The idea is this. To start with, you will choose an envelope at random, say by tossing a coin, and look at its contents, which is a cheque for some number - say n. (By randomising like this, you can be sure I haven't subconsciously induced you to prefer one envelope or the other.) You want to make sure that the bigger the number is, the more likely you are to keep it, in other words, the less likely you are to swap.

Steven J. Brams uses the Cuban missile crisis to illustrate the Theory of Moves, which is not just an abstract mathematical model but one that mirrors the real-life choices, and underlying thinking, of flesh-and-blood decision makers.
Why can't human beings walk as fast as they run? And why do we prefer to break into a run rather than walk above a certain speed?
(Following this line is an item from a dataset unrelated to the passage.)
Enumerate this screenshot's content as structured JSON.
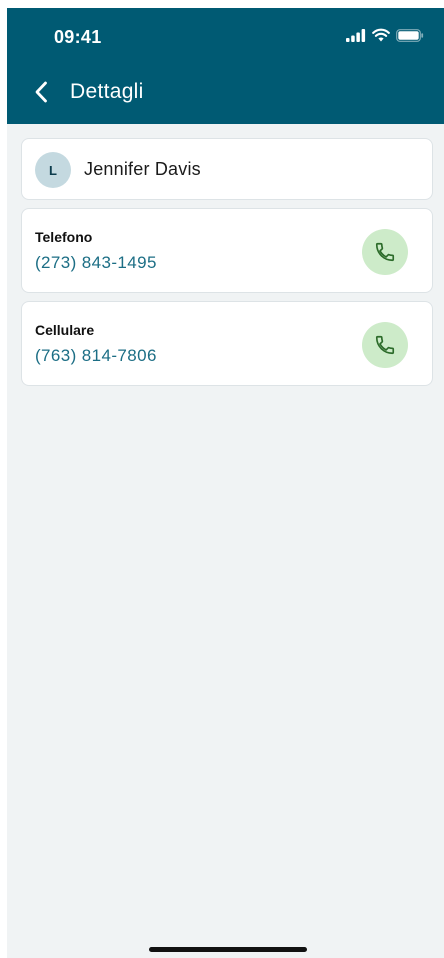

Using mathematical modelling, R. McNeill Alexander finds some answers.

The paradoxes of the philosopher Zeno, born approximately 490 BC in southern Italy, have puzzled mathematicians, scientists and philosophers for millennia. Although none of his work survives today, over 40 paradoxes are attributed to him which appeared in a book he wrote as a defense of the philosophies of his teacher Parmenides.

The dangers of trading derivatives have been well-known ever since they were catapulted into the public eye by the spectacular losses of Nick Leeson and Barings Bank. John Dickson explains what derivatives are, and how they can be both risky, and used to reduce risk.
Yes, you were right to wish you were in the other lane during this morning's commute! Nick Bostrom tells why we're usually caught in the slow lane.